DATA FOR PROCESSING:
____________________
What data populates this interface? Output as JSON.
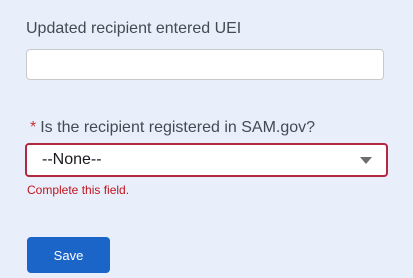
{
  "uei_field": {
    "label": "Updated recipient entered UEI",
    "value": ""
  },
  "sam_field": {
    "required_marker": "*",
    "label": "Is the recipient registered in SAM.gov?",
    "selected": "--None--",
    "error": "Complete this field."
  },
  "actions": {
    "save_label": "Save"
  },
  "colors": {
    "background": "#e8effb",
    "error": "#c2141c",
    "error_border": "#b3283f",
    "primary": "#1b64c8"
  },
  "icons": {
    "select_arrow": "chevron-down-icon"
  }
}
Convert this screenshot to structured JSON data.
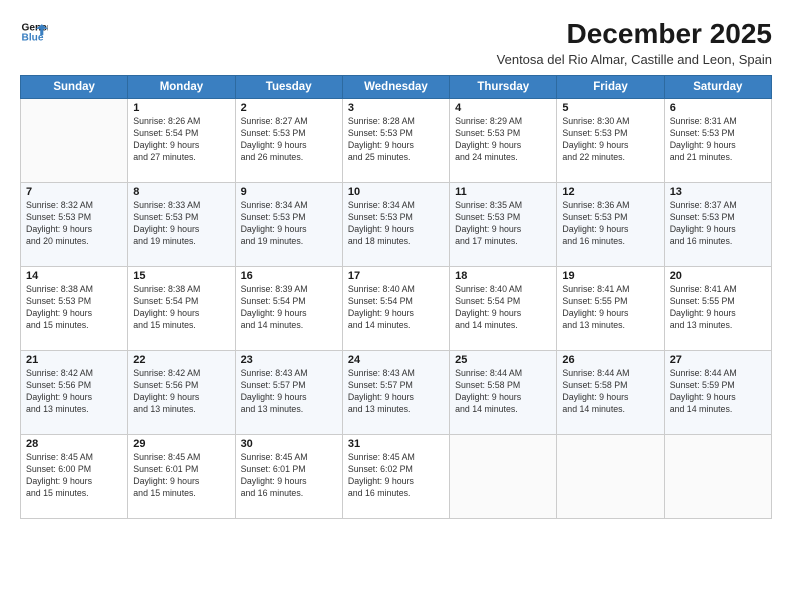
{
  "logo": {
    "line1": "General",
    "line2": "Blue"
  },
  "title": "December 2025",
  "subtitle": "Ventosa del Rio Almar, Castille and Leon, Spain",
  "weekdays": [
    "Sunday",
    "Monday",
    "Tuesday",
    "Wednesday",
    "Thursday",
    "Friday",
    "Saturday"
  ],
  "weeks": [
    [
      {
        "day": "",
        "info": ""
      },
      {
        "day": "1",
        "info": "Sunrise: 8:26 AM\nSunset: 5:54 PM\nDaylight: 9 hours\nand 27 minutes."
      },
      {
        "day": "2",
        "info": "Sunrise: 8:27 AM\nSunset: 5:53 PM\nDaylight: 9 hours\nand 26 minutes."
      },
      {
        "day": "3",
        "info": "Sunrise: 8:28 AM\nSunset: 5:53 PM\nDaylight: 9 hours\nand 25 minutes."
      },
      {
        "day": "4",
        "info": "Sunrise: 8:29 AM\nSunset: 5:53 PM\nDaylight: 9 hours\nand 24 minutes."
      },
      {
        "day": "5",
        "info": "Sunrise: 8:30 AM\nSunset: 5:53 PM\nDaylight: 9 hours\nand 22 minutes."
      },
      {
        "day": "6",
        "info": "Sunrise: 8:31 AM\nSunset: 5:53 PM\nDaylight: 9 hours\nand 21 minutes."
      }
    ],
    [
      {
        "day": "7",
        "info": "Sunrise: 8:32 AM\nSunset: 5:53 PM\nDaylight: 9 hours\nand 20 minutes."
      },
      {
        "day": "8",
        "info": "Sunrise: 8:33 AM\nSunset: 5:53 PM\nDaylight: 9 hours\nand 19 minutes."
      },
      {
        "day": "9",
        "info": "Sunrise: 8:34 AM\nSunset: 5:53 PM\nDaylight: 9 hours\nand 19 minutes."
      },
      {
        "day": "10",
        "info": "Sunrise: 8:34 AM\nSunset: 5:53 PM\nDaylight: 9 hours\nand 18 minutes."
      },
      {
        "day": "11",
        "info": "Sunrise: 8:35 AM\nSunset: 5:53 PM\nDaylight: 9 hours\nand 17 minutes."
      },
      {
        "day": "12",
        "info": "Sunrise: 8:36 AM\nSunset: 5:53 PM\nDaylight: 9 hours\nand 16 minutes."
      },
      {
        "day": "13",
        "info": "Sunrise: 8:37 AM\nSunset: 5:53 PM\nDaylight: 9 hours\nand 16 minutes."
      }
    ],
    [
      {
        "day": "14",
        "info": "Sunrise: 8:38 AM\nSunset: 5:53 PM\nDaylight: 9 hours\nand 15 minutes."
      },
      {
        "day": "15",
        "info": "Sunrise: 8:38 AM\nSunset: 5:54 PM\nDaylight: 9 hours\nand 15 minutes."
      },
      {
        "day": "16",
        "info": "Sunrise: 8:39 AM\nSunset: 5:54 PM\nDaylight: 9 hours\nand 14 minutes."
      },
      {
        "day": "17",
        "info": "Sunrise: 8:40 AM\nSunset: 5:54 PM\nDaylight: 9 hours\nand 14 minutes."
      },
      {
        "day": "18",
        "info": "Sunrise: 8:40 AM\nSunset: 5:54 PM\nDaylight: 9 hours\nand 14 minutes."
      },
      {
        "day": "19",
        "info": "Sunrise: 8:41 AM\nSunset: 5:55 PM\nDaylight: 9 hours\nand 13 minutes."
      },
      {
        "day": "20",
        "info": "Sunrise: 8:41 AM\nSunset: 5:55 PM\nDaylight: 9 hours\nand 13 minutes."
      }
    ],
    [
      {
        "day": "21",
        "info": "Sunrise: 8:42 AM\nSunset: 5:56 PM\nDaylight: 9 hours\nand 13 minutes."
      },
      {
        "day": "22",
        "info": "Sunrise: 8:42 AM\nSunset: 5:56 PM\nDaylight: 9 hours\nand 13 minutes."
      },
      {
        "day": "23",
        "info": "Sunrise: 8:43 AM\nSunset: 5:57 PM\nDaylight: 9 hours\nand 13 minutes."
      },
      {
        "day": "24",
        "info": "Sunrise: 8:43 AM\nSunset: 5:57 PM\nDaylight: 9 hours\nand 13 minutes."
      },
      {
        "day": "25",
        "info": "Sunrise: 8:44 AM\nSunset: 5:58 PM\nDaylight: 9 hours\nand 14 minutes."
      },
      {
        "day": "26",
        "info": "Sunrise: 8:44 AM\nSunset: 5:58 PM\nDaylight: 9 hours\nand 14 minutes."
      },
      {
        "day": "27",
        "info": "Sunrise: 8:44 AM\nSunset: 5:59 PM\nDaylight: 9 hours\nand 14 minutes."
      }
    ],
    [
      {
        "day": "28",
        "info": "Sunrise: 8:45 AM\nSunset: 6:00 PM\nDaylight: 9 hours\nand 15 minutes."
      },
      {
        "day": "29",
        "info": "Sunrise: 8:45 AM\nSunset: 6:01 PM\nDaylight: 9 hours\nand 15 minutes."
      },
      {
        "day": "30",
        "info": "Sunrise: 8:45 AM\nSunset: 6:01 PM\nDaylight: 9 hours\nand 16 minutes."
      },
      {
        "day": "31",
        "info": "Sunrise: 8:45 AM\nSunset: 6:02 PM\nDaylight: 9 hours\nand 16 minutes."
      },
      {
        "day": "",
        "info": ""
      },
      {
        "day": "",
        "info": ""
      },
      {
        "day": "",
        "info": ""
      }
    ]
  ]
}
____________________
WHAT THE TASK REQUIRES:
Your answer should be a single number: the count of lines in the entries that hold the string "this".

EXERCISE RESPONSE:
3